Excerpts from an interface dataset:
═══

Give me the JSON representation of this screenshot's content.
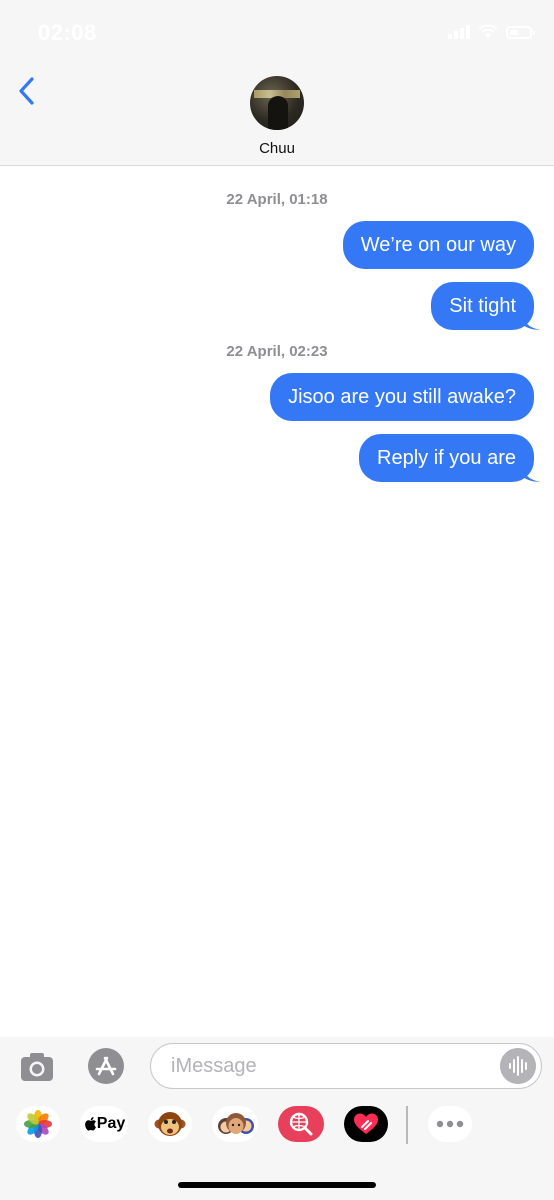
{
  "status_bar": {
    "time": "02:08"
  },
  "contact": {
    "name": "Chuu"
  },
  "messages": [
    {
      "timestamp": "22 April, 01:18"
    },
    {
      "text": "We’re on our way"
    },
    {
      "text": "Sit tight"
    },
    {
      "timestamp": "22 April, 02:23"
    },
    {
      "text": "Jisoo are you still awake?"
    },
    {
      "text": "Reply if you are"
    }
  ],
  "composer": {
    "placeholder": "iMessage"
  },
  "apps": [
    {
      "icon": "photos-icon"
    },
    {
      "label": "Pay",
      "icon": "apple-pay-icon"
    },
    {
      "icon": "animoji-icon"
    },
    {
      "icon": "memoji-icon"
    },
    {
      "icon": "images-search-icon"
    },
    {
      "icon": "digital-touch-icon"
    },
    {
      "icon": "more-icon"
    }
  ],
  "colors": {
    "bubble": "#3478f6",
    "tint": "#3478f6",
    "background": "#ffffff",
    "bar": "#f6f6f6"
  }
}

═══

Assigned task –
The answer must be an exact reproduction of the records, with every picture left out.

Solution for this problem –
Give me the JSON representation of this screenshot's content.
{
  "status_bar": {
    "time": "02:08"
  },
  "contact": {
    "name": "Chuu"
  },
  "messages": [
    {
      "timestamp": "22 April, 01:18"
    },
    {
      "text": "We’re on our way"
    },
    {
      "text": "Sit tight"
    },
    {
      "timestamp": "22 April, 02:23"
    },
    {
      "text": "Jisoo are you still awake?"
    },
    {
      "text": "Reply if you are"
    }
  ],
  "composer": {
    "placeholder": "iMessage"
  },
  "apps": [
    {
      "icon": "photos-icon"
    },
    {
      "label": "Pay",
      "icon": "apple-pay-icon"
    },
    {
      "icon": "animoji-icon"
    },
    {
      "icon": "memoji-icon"
    },
    {
      "icon": "images-search-icon"
    },
    {
      "icon": "digital-touch-icon"
    },
    {
      "icon": "more-icon"
    }
  ],
  "colors": {
    "bubble": "#3478f6",
    "tint": "#3478f6",
    "background": "#ffffff",
    "bar": "#f6f6f6"
  }
}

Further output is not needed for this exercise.